He was awarded with the Copley Medal in 1905. This British Royal Society gave him this highest honor for his famous scientific discovery, the periodic table.
Personal Life & Legacy
Mendeleev married Feozna Nikitchna Lascheva on 27 April 1862. The marriage lasted for nearly 20 years before the couple divorced in 1882. He had two children from this marriage: son Vladimir and daughter Olga.
In 1882 Mendeleev married Anna Ivanova Popova and this union resulted in four children.
He passed away on February 2, 1907. His funeral was in St. Petersburg and many people brought along copies of the Periodic Table as tribute to his contributions to science.
Element number 101 was discovered in 1955. It was named Mendelevium to honor his contributions to science.
In 1855 Mendeleev fell ill with tuberculosis. Doctors believed he had only two years to live, but he went on to live for 52 more years.
He wrote his textbook, ‘Organic Chemistry’, in only 61 days. The book is 500 pages and went on to win the Domidov Prize.
Nearly all of Mendeleev’s biographies detail his scientific findings. The truth is, however, he spent more time and pondered more on questions regarding the national economy rather than chemistry.
There is a popular Russian myth that it was Mendeleev who set the 40% standard strength of vodka. The truth is the government already had these standards when he was only nine years old.
In 1906, Nobel Committee for Chemistry recommended Mendeleev's name to the Swedish Academy for the Nobel Prize in Chemistry. However, Svante Arrhenius, who had a great deal of influence on Swedish Academy, pressured the Academy to reject Mendeleev's name.
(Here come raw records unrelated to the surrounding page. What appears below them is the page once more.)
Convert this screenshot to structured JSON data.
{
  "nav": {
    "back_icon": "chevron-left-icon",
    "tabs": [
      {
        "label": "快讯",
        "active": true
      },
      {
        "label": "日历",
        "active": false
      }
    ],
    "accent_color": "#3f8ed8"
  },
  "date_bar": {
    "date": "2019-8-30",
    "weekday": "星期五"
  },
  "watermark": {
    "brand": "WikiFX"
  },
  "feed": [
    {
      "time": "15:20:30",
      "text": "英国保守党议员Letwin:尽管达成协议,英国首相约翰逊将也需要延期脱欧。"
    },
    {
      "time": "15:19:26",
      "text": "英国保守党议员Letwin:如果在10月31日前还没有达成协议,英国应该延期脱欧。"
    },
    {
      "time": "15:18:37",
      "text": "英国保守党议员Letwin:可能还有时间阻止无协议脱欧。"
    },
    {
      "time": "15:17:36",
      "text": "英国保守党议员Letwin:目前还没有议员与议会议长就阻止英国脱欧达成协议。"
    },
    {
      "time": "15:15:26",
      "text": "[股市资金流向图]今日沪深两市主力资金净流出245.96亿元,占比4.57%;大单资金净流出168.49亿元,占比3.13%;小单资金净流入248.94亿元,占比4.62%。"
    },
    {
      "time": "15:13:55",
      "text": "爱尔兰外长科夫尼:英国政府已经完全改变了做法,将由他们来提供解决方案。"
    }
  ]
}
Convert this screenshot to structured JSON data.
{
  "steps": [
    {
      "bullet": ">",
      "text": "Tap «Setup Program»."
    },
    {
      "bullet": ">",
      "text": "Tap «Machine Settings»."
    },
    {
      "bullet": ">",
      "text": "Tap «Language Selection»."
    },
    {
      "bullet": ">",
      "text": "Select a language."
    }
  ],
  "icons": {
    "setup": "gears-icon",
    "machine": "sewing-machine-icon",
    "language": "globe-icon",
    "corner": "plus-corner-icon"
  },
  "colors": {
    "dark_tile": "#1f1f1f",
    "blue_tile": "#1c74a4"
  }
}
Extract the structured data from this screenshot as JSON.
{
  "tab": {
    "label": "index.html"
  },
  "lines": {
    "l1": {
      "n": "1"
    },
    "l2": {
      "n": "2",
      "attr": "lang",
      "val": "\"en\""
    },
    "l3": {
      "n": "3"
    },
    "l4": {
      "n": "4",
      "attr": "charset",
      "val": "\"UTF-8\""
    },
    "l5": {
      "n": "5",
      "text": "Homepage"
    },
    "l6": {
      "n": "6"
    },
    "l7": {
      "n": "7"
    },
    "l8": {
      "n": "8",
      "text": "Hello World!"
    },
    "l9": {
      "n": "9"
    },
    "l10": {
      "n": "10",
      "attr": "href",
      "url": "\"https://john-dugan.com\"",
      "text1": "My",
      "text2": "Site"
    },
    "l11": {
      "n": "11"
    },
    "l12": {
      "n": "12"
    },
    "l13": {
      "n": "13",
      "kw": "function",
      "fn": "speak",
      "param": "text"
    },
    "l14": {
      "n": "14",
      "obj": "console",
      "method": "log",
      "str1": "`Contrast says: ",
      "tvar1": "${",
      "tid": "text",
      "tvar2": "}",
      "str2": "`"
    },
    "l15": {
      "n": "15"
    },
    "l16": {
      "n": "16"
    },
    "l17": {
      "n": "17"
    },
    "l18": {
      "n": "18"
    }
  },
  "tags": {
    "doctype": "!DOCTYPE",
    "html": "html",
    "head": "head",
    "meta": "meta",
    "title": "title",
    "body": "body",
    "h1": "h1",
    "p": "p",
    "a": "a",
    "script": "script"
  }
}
Arrhenius nursed a personal grudge against Mendeleev because of Mendeleev's critique of Arrhenius's dissociation theory.